> [Your task] Output the records exactly as they appear, with no pictures included.

[Interface dataset entries]
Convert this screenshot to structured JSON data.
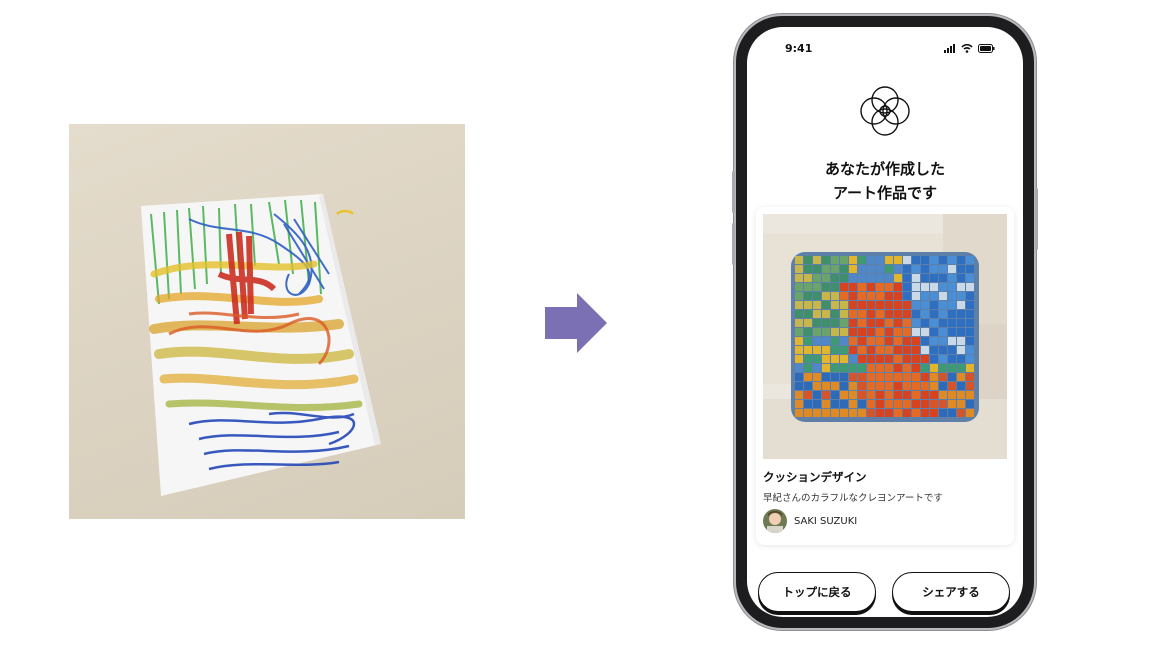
{
  "status_bar": {
    "time": "9:41"
  },
  "headline": {
    "line1": "あなたが作成した",
    "line2": "アート作品です"
  },
  "card": {
    "title": "クッションデザイン",
    "description": "早紀さんのカラフルなクレヨンアートです",
    "author": "SAKI SUZUKI"
  },
  "buttons": {
    "back": "トップに戻る",
    "share": "シェアする"
  },
  "colors": {
    "arrow": "#7b70b4",
    "phone_frame": "#1d1d1f",
    "text": "#111111"
  },
  "icons": [
    "signal-icon",
    "wifi-icon",
    "battery-icon",
    "overlapping-circles-logo-icon",
    "right-arrow-icon"
  ]
}
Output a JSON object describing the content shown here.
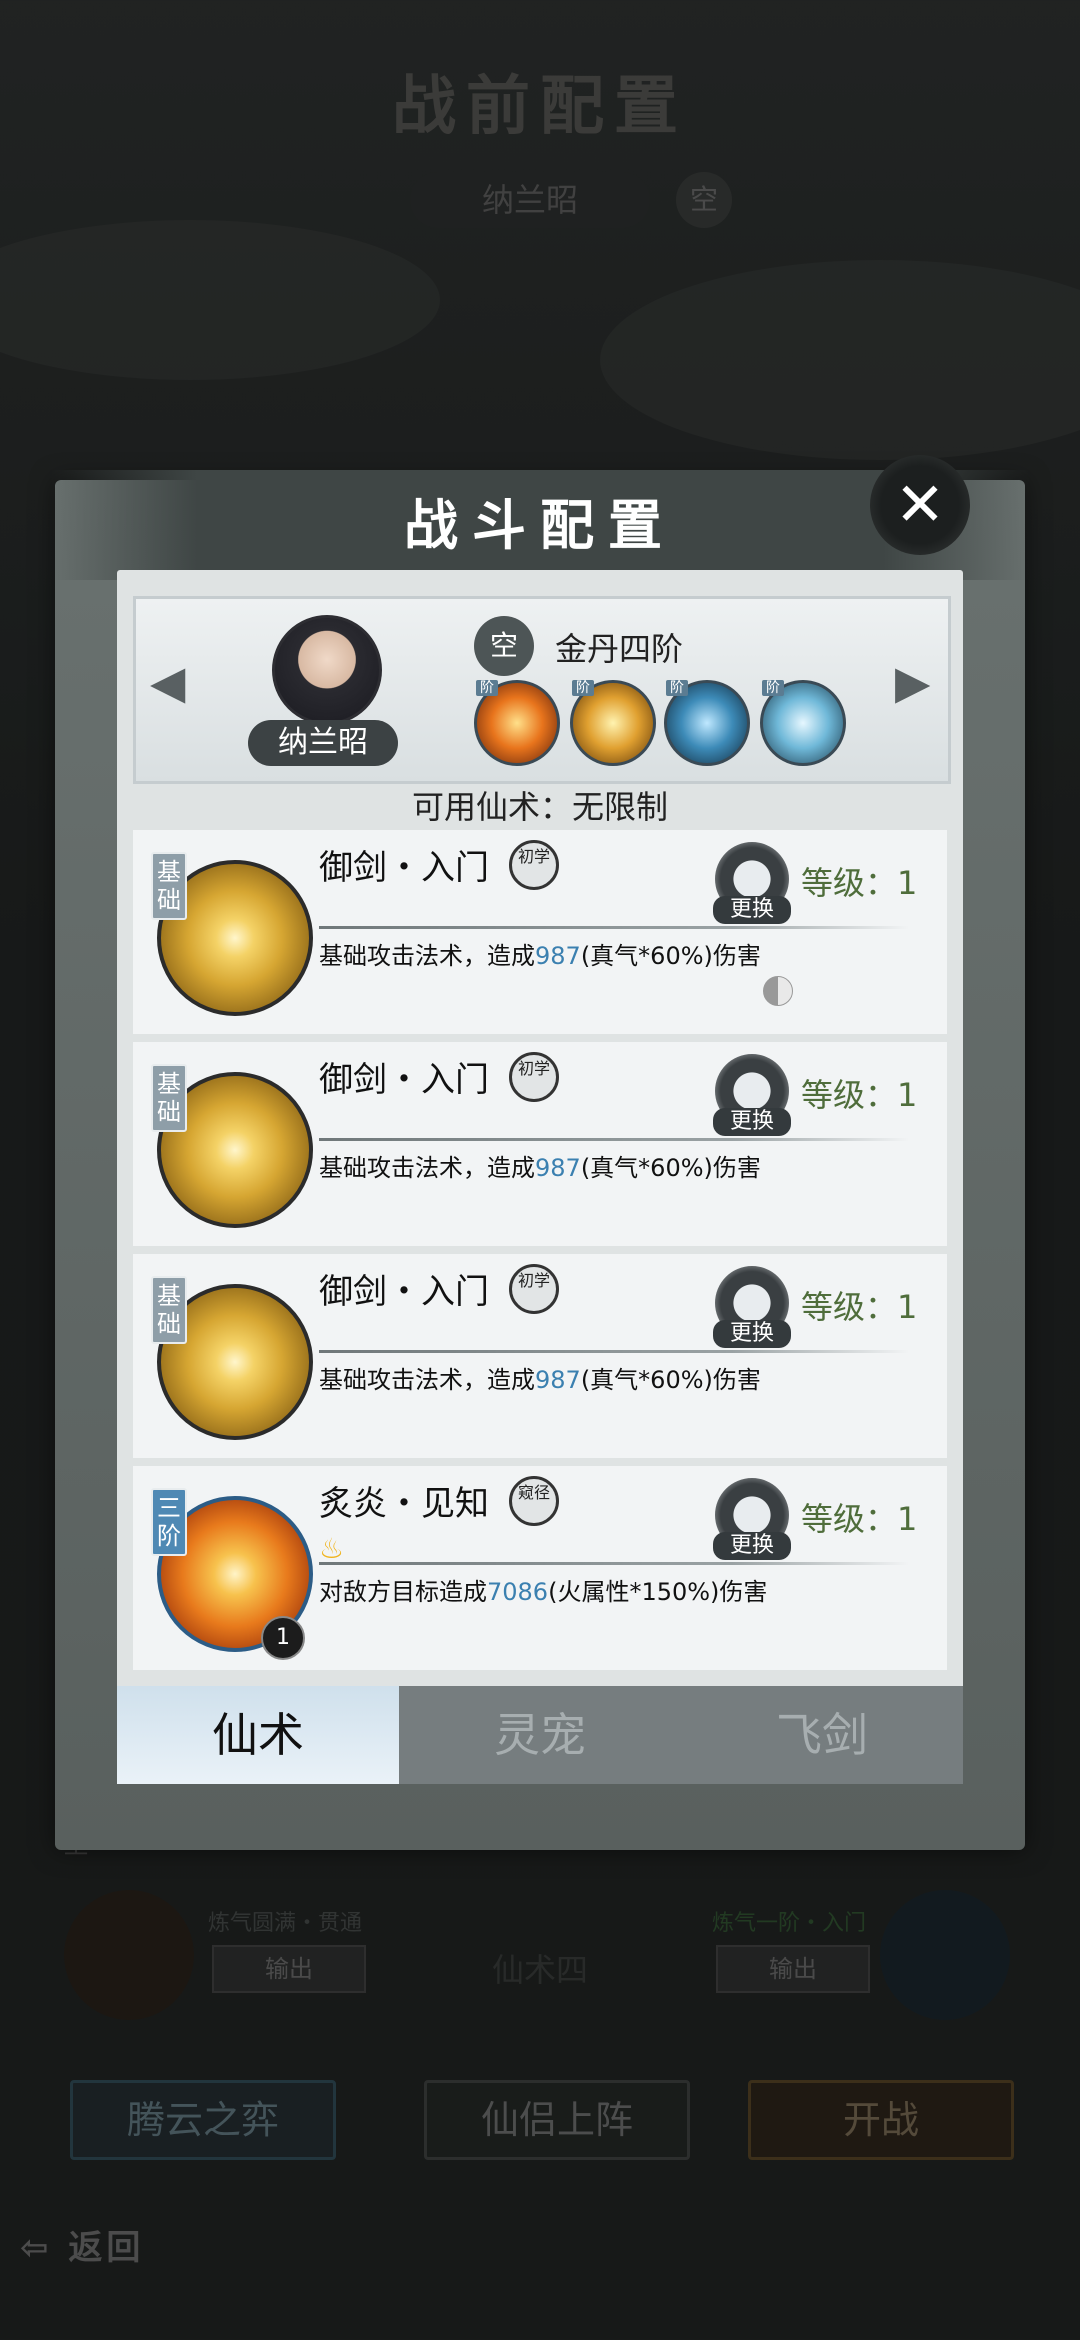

> [Solved exercise]
Convert this screenshot to structured JSON data.
{
  "status_bar": {
    "time": "9:41"
  },
  "headline": {
    "line1": "あなたが作成した",
    "line2": "アート作品です"
  },
  "card": {
    "title": "クッションデザイン",
    "description": "早紀さんのカラフルなクレヨンアートです",
    "author": "SAKI SUZUKI"
  },
  "buttons": {
    "back": "トップに戻る",
    "share": "シェアする"
  },
  "colors": {
    "arrow": "#7b70b4",
    "phone_frame": "#1d1d1f",
    "text": "#111111"
  },
  "icons": [
    "signal-icon",
    "wifi-icon",
    "battery-icon",
    "overlapping-circles-logo-icon",
    "right-arrow-icon"
  ]
}
Output a JSON object describing the content shown here.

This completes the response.